TASK PROMPT
Every line holding the word "format" should be copied from the material.

┌─ EXCERPTED RECORDS

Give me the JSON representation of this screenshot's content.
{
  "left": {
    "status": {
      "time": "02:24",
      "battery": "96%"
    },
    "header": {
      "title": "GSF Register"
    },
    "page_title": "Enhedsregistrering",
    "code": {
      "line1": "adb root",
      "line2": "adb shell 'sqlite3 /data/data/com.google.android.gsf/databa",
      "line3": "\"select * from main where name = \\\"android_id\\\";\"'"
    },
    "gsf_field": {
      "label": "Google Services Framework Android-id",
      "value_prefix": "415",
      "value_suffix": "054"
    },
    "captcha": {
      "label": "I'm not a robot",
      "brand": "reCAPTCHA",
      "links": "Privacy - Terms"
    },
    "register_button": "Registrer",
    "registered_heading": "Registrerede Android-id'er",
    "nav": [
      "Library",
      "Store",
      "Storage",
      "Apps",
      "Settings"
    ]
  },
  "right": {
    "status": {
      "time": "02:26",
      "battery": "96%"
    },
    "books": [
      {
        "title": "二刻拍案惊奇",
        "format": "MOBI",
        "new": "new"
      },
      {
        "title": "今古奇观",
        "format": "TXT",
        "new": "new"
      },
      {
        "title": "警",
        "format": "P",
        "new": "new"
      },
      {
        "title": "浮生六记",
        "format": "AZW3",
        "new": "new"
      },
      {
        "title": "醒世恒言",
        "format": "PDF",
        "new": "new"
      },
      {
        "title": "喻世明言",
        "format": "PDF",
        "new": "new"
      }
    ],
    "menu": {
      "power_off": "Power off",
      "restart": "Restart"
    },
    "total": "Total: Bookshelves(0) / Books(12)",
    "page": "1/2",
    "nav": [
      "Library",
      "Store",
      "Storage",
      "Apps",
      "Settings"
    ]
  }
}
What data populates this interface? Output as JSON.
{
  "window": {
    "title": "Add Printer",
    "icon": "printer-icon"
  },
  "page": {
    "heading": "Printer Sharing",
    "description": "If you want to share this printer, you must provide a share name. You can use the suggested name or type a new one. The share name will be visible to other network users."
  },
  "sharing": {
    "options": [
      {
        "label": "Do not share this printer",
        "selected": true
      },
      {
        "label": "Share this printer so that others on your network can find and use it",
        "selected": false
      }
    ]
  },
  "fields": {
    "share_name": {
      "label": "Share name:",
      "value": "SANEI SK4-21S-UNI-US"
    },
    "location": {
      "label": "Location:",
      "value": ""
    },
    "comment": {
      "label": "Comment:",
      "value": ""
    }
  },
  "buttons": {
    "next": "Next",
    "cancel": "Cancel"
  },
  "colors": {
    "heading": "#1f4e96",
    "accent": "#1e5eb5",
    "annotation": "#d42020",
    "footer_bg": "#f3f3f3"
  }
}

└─

RESPONSE
        "format": "MOBI",
        "format": "TXT",
        "format": "P",
        "format": "AZW3",
        "format": "PDF",
        "format": "PDF",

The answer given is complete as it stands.